                                  TABLE I__________________________________________________________________________EXPERIMENT  A   B   C   D   E   F   G   H   I   J      K__________________________________________________________________________% isopropanol b.w.(the remainder is water)       0   0.5 1   2   3   4   6   10  35  55     100Resulting terephthalicacid4-carboxybenzaldehydecontent in ppm.       12  9   8   3   4   5   8   9   11  5500   5500benzoic acid content inppm.        57  <20 <10 <10 <10 <10 <10 <10 <10 Esters of                                                  Esters ofparatoluic acid content                         tereph-                                                  terephthalicin ppm.     195 86  46  38  40  41  43  59  100 thalic acid haveColor T.E.G. APHA       12  9   5   4   5   5   6   7   12  acid   formed; par-Optical density at 340                          have   tial resin-m μ      0.108           0.084               0.019                   0.018                       0.019                           0.020                               0.026                                   0.048                                       0.092                                           formed ification.__________________________________________________________________________        ##STR1##

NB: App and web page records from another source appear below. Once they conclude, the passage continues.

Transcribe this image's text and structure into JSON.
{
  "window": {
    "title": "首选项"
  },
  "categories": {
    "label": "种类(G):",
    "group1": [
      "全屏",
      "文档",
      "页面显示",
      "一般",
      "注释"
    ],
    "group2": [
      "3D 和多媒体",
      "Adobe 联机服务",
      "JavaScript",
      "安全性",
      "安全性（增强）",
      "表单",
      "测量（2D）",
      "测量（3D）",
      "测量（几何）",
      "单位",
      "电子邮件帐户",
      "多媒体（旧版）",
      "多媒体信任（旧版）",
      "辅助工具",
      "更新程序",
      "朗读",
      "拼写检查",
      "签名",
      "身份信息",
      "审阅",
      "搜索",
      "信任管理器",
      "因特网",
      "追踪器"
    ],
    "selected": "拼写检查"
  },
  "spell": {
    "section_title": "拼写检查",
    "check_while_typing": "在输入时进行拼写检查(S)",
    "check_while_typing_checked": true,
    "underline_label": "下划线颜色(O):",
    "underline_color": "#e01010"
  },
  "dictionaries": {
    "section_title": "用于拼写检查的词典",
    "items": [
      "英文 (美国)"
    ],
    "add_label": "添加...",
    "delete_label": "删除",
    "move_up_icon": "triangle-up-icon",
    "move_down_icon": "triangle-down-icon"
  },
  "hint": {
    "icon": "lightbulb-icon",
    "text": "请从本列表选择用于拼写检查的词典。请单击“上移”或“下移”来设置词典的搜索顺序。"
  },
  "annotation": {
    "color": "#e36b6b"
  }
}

According to experiments L, M and N of table II, the solvent was a mixture of 98% b.w. water with 2% of an alcohol, respectively cyclopentanol, cyclohexanol and 2-butanol. The other conditions were the same as in example 1.

By way of comparison, when using a mixture of 98% b.w. water with 2% b.w. ethanol (a primary alcohol) as solvent, the purification is unsatisfactory since ethanol tends to form esters with terephthalic acid.

                                  TABLE II__________________________________________________________________________  EXPERIMENT     L          M          Nresul-    with 2%    with 2%    with 2%ting tereph-     CYCLOPENTANOL                CYCLOHEXANOL                           2-BUTANOLthalic acid     (b.w.)     (b.w.)     (b.w.)__________________________________________________________________________4-carboxybenzalde-hyde content in     5          6          6ppmbenzoic acid con-tent in ppm     <10        <10        <10paratoluic acidcontent in ppm     42         43         42Colour T.E.G.APHA      6          6          7optical density at340 m μ     0.021      0.025      0.024__________________________________________________________________________
Patent Citations
Cited PatentFiling datePublication dateApplicantTitle
US2840604 *May 2, 1955Jun 24, 1958Continental Oil CoSeparation of aromatic acids
US3020312 *Jan 13, 1958Feb 6, 1962Sun Oil CoPurifying phthalic acids
US3456001 *May 31, 1967Jul 15, 1969Standard Oil CoProcess for purifying benzene carboxylic acids
US3584039 *Aug 30, 1967Jun 8, 1971Standard Oil CoFiber-grade terephthalic acid by catalytic hydrogen treatment of dissolved impure terephthalic acid
US3637831 *Sep 25, 1967Jan 25, 1972Mobil Oil CorpCatalytic treatment of vaporized acids
Referenced by
Citing PatentFiling datePublication dateApplicantTitle
US4405809 *Dec 4, 1981Sep 20, 1983Standard Oil Company (Indiana)Process for the manufacture of aromatic polycarboxylic acids having delta Y values below ten
US4626598 *Jun 17, 1985Dec 2, 1986Amoco CorporationPurification of terephthalic acid
US4629715 *Oct 7, 1985Dec 16, 1986Amoco CorporationPurification of terephthalic acid to relatively low levels of 4-carboxybenzaldehyde and catalyst therefor
US4892972 *Apr 27, 1989Jan 9, 1990Amoco CorporationPurification of crude terephthalic acid
U.S. Classification562/487, 562/416
International ClassificationC07C51/487, C07C51/48, C07C63/15, C07C51/00, C07C67/00
Cooperative ClassificationC07C51/487, C07C51/48
European ClassificationC07C51/48, C07C51/487